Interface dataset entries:
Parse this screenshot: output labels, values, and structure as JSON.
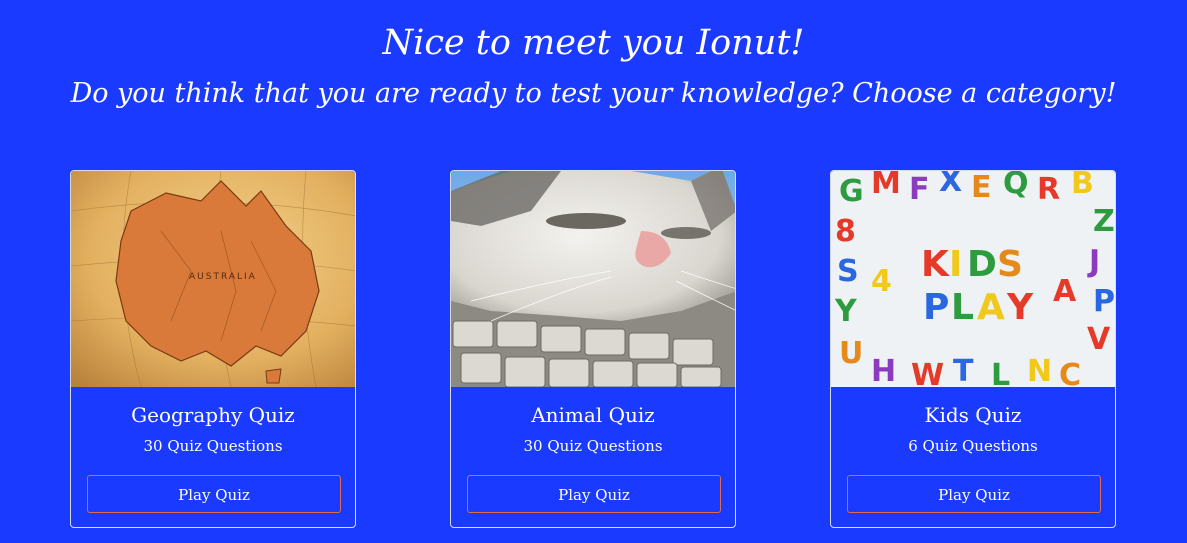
{
  "header": {
    "title": "Nice to meet you Ionut!",
    "subtitle": "Do you think that you are ready to test your knowledge? Choose a category!"
  },
  "colors": {
    "background": "#1a3aff",
    "button_border": "#e06a4a"
  },
  "cards": [
    {
      "title": "Geography Quiz",
      "subtitle": "30 Quiz Questions",
      "button_label": "Play Quiz",
      "image": "australia-globe-image"
    },
    {
      "title": "Animal Quiz",
      "subtitle": "30 Quiz Questions",
      "button_label": "Play Quiz",
      "image": "cat-on-keyboard-image"
    },
    {
      "title": "Kids Quiz",
      "subtitle": "6 Quiz Questions",
      "button_label": "Play Quiz",
      "image": "kids-play-magnet-letters-image"
    }
  ]
}
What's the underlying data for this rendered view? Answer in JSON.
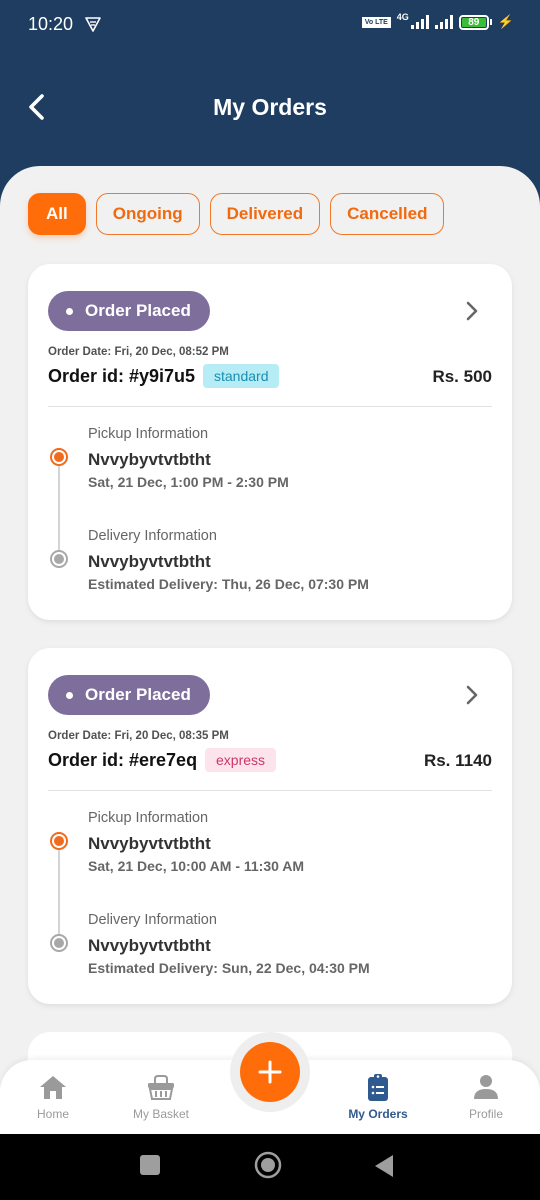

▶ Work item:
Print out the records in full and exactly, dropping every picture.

▶ Output below:
Parse this screenshot: output labels, values, and structure as JSON.
{
  "header": {
    "title": "Nice to meet you Ionut!",
    "subtitle": "Do you think that you are ready to test your knowledge? Choose a category!"
  },
  "colors": {
    "background": "#1a3aff",
    "button_border": "#e06a4a"
  },
  "cards": [
    {
      "title": "Geography Quiz",
      "subtitle": "30 Quiz Questions",
      "button_label": "Play Quiz",
      "image": "australia-globe-image"
    },
    {
      "title": "Animal Quiz",
      "subtitle": "30 Quiz Questions",
      "button_label": "Play Quiz",
      "image": "cat-on-keyboard-image"
    },
    {
      "title": "Kids Quiz",
      "subtitle": "6 Quiz Questions",
      "button_label": "Play Quiz",
      "image": "kids-play-magnet-letters-image"
    }
  ]
}
What's the underlying data for this rendered view? Answer in JSON.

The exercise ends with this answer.